What do conservative news baron Rupert Murdoch, The Weekly Standard's Bill Kristol, New York Mayor Michael Bloomberg, and actor Jason Alexander have in common? They're among the majority of Americans who want tougher gun control - an issue that has resurfaced in the wake of the Aurora, Colo. movie theater massacre.
But don't hold your breath. It ain't gonna happen. So expect the bloody cycle to continue - the shocking deaths; grieving families; the sadly familiar media coverage about the killer(s), their stunned families and the lives of victims who endured terrifying final moments; the memorial services - and the brief suspension of 24/7 partisan warfare that's merely formalized during election year.
A Gallup poll found that only 44 percent of the public doesn't want stricter gun control.
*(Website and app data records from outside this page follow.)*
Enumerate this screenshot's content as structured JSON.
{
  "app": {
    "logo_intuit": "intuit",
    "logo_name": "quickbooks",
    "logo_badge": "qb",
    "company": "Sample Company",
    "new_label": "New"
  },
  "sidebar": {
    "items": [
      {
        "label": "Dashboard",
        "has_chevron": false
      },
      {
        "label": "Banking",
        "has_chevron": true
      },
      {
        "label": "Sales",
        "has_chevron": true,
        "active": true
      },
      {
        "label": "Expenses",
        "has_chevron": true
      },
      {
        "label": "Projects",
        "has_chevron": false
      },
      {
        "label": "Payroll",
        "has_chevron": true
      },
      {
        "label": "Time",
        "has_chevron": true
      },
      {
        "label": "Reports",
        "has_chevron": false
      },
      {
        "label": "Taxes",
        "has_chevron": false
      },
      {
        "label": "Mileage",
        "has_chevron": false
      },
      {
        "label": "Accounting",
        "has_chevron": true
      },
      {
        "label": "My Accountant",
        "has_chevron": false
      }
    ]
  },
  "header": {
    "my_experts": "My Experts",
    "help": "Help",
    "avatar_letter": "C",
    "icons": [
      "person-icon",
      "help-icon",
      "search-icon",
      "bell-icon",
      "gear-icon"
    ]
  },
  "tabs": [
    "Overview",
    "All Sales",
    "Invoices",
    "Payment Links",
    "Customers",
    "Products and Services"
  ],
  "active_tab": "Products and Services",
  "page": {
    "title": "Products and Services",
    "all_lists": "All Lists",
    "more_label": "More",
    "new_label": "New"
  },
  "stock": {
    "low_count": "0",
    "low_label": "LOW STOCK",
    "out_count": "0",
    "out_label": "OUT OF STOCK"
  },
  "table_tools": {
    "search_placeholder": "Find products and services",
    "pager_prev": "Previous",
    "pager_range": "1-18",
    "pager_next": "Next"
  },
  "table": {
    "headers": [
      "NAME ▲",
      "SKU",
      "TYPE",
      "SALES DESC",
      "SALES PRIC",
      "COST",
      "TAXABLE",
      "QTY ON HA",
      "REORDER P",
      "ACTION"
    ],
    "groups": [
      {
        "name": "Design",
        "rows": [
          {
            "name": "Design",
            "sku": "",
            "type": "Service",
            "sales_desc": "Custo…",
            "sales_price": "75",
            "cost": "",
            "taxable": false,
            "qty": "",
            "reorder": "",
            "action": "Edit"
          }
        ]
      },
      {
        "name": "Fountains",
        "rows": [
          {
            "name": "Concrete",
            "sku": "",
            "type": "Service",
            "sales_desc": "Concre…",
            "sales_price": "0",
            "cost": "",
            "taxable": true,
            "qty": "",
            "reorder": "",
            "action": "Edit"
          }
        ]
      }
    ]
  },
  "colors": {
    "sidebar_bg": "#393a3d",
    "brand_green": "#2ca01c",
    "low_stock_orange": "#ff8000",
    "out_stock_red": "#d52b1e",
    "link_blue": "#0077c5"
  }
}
But when did lopsided poll numbers ever stop powerful interests? California Democratic Senator Dianne Feinstein noted that this is an election year: "I think this is a bad time to embrace such a new subject," she said on Fox News. "There has been no action because there is no outrage out there, people haven't rallied forward."
Indeed, nervous Democrats -- including formerly staunchly pro-gun control President Barack Obama -- aren't making it an issue. Presumptive Republican Presidential nominee Mitt Romney thinks existing laws are just peachy. And some GOPers absurdly insist it might have been less of a tragedy if more people in the theater had only had more guns. Meanwhile, the NRA's feared political and financial clout gets an extra boost from Citizens United because even more money can now be funneled to defeat candidates who don't vote as the NRA wishes.
The battle for gun control now resembles an old Wild West gunfight. Except in this one the NRA is armed and the gun-control guy has an empty holster.
Still, there have been surprising cracks in the anti-gun-control wall.
Murdoch Tweeted: "We have to do something about gun controls. Police license okay for hunting rifle or pistol for anyone without crim or pscho record. No more."
And - would you believe it? - no one on Fox & Friends said anything snarky about their boss or called him a liberal out to destroy America's constitution.
Next came Bill Kristol, about as GOP establishment as you can get, who declared on Fox: "People have a right to handguns and hunting rifles. I don't think they have a right to semi-automatic, quasi-machine guns that can shoot hundred bullets at a time. And I actually think the Democrats are being foolish as they are being cowardly. I think there is more support for some moderate forms of gun control."
But Democrats, independent voters and others calling for gun control aren't as cushioned from counter attack as the NRA-friendly Murdoch and Kristol. My own modest website The Moderate Voice had some posts calling for tougher laws, which led to a Tweet claiming TMV "only wanted the government to have guns." There, in a nutshell you have how the debate plays out: if you seek tougher laws they charge you're trying to take all guns away. N-o-p-e.
After Alexander advocated tougher laws in a Tweet and was inundated with angry responses, he wrote a longer form answer that, in part, said:
"So, sorry those of you who tell me I'm an actor, or a has-been or an idiot or a commie or a liberal and that I should shut up. You can not watch my stuff, you can unfollow and you can call me all the names you like. I may even share some of them with my global audience so everyone can get a little taste of who you are. But this is not the time for reasonable people, on both sides of this issue, to be silent. We owe it to the people whose lives were ended and ruined (in Aurora) to insist on a real discussion and hopefully on some real action."
A real discussion? That assumes being honest. Even a porcupine knows the founders didn't write the second amendment with AR-15 assault weapons in mind. As satirist Andy Borowitz notes: "When the 2nd Amendment was written the most lethal gun available was the musket."
A real discussion will wait a while. Future horrors, tears, and grief won't.
Joe Gandelman is a veteran journalist who wrote for newspapers overseas and in the United States. He can be reached at firstname.lastname@example.org.